An IP Address is a identifier for a computer or device on a network. Networks using the TCP/IP protocol route messages based on the IP address of the destination. The format of an IP address is a 32-bit numeric address written as four numbers separated by periods. Each number can be zero to 255. For example, 188.8.131.52 could be an IP address.
Within an isolated network, you can assign IP addresses at random as long as each one is unique. However, connecting a private network to the Internet requires using registered IP addresses (called Internet addresses) to avoid duplicates.
The four numbers in an IP address are used in different ways to identify a particular network and a host on that network.
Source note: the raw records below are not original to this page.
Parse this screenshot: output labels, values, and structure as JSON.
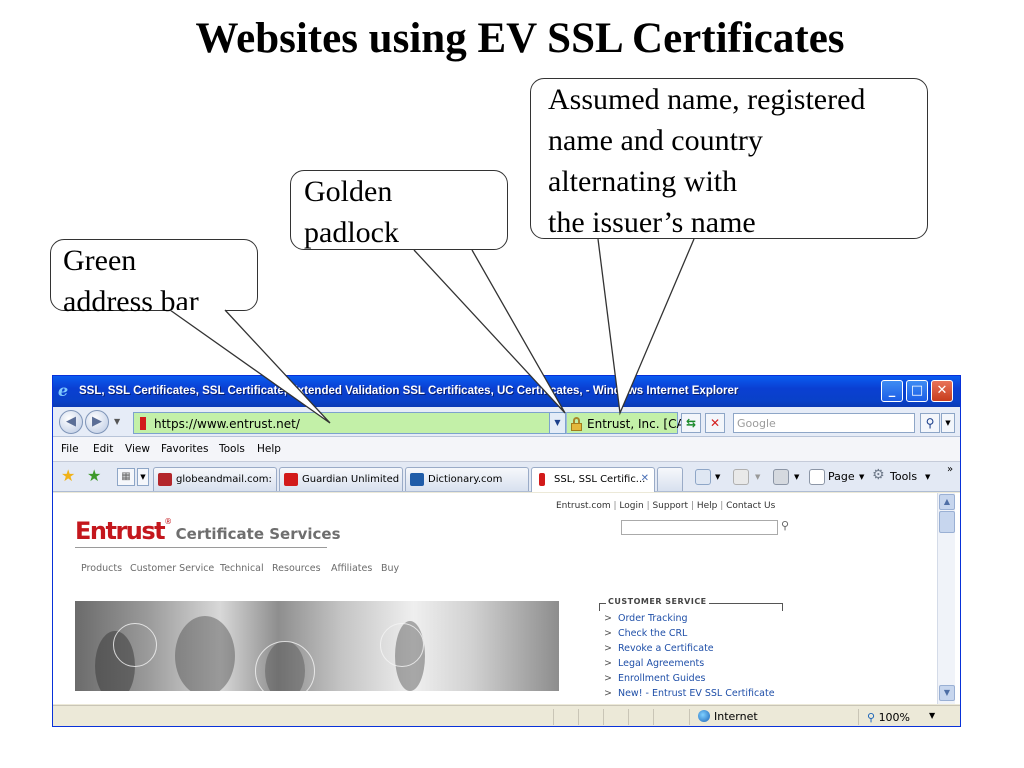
{
  "slide": {
    "title": "Websites using EV SSL Certificates",
    "callouts": {
      "green_address_bar": [
        "Green",
        "address bar"
      ],
      "golden_padlock": [
        "Golden",
        "padlock"
      ],
      "names": [
        "Assumed name, registered",
        "name and country",
        "alternating with",
        "the issuer’s name"
      ]
    }
  },
  "browser": {
    "window_title": "SSL, SSL Certificates, SSL Certificate, Extended Validation SSL Certificates, UC Certificates, - Windows Internet Explorer",
    "address_url": "https://www.entrust.net/",
    "identity_text": "Entrust, Inc. [CA]",
    "search_placeholder": "Google",
    "menu": [
      "File",
      "Edit",
      "View",
      "Favorites",
      "Tools",
      "Help"
    ],
    "tabs": [
      {
        "label": "globeandmail.com: ...",
        "icon_color": "#b3262b"
      },
      {
        "label": "Guardian Unlimited",
        "icon_color": "#d21a1a"
      },
      {
        "label": "Dictionary.com",
        "icon_color": "#1f5ca8"
      },
      {
        "label": "SSL, SSL Certific...",
        "icon_color": "#d21a1a"
      }
    ],
    "commands": {
      "page": "Page",
      "tools": "Tools"
    },
    "status": {
      "zone": "Internet",
      "zoom": "100%"
    },
    "colors": {
      "ev_green": "#c3f0a8",
      "title_blue": "#0a5cf0"
    }
  },
  "page": {
    "top_links": [
      "Entrust.com",
      "Login",
      "Support",
      "Help",
      "Contact Us"
    ],
    "logo_brand": "Entrust",
    "logo_sub": "Certificate Services",
    "nav": [
      "Products",
      "Customer Service",
      "Technical",
      "Resources",
      "Affiliates",
      "Buy"
    ],
    "customer_service": {
      "title": "CUSTOMER SERVICE",
      "items": [
        "Order Tracking",
        "Check the CRL",
        "Revoke a Certificate",
        "Legal Agreements",
        "Enrollment Guides",
        "New! - Entrust EV SSL Certificate"
      ]
    }
  }
}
The InterNIC Registration Service assigns Internet addresses from the following three classes.
- Class A - supports 16 million hosts on each of 127 networks
- Class B - supports 65,000 hosts on each of 16,000 networks
- Class C - supports 254 hosts on each of 2 million networks
The number of unassigned Internet addresses is running out, so a new classless scheme called CIDR is gradually replacing the system based on classes A, B, and C and is tied to adoption of IPv6.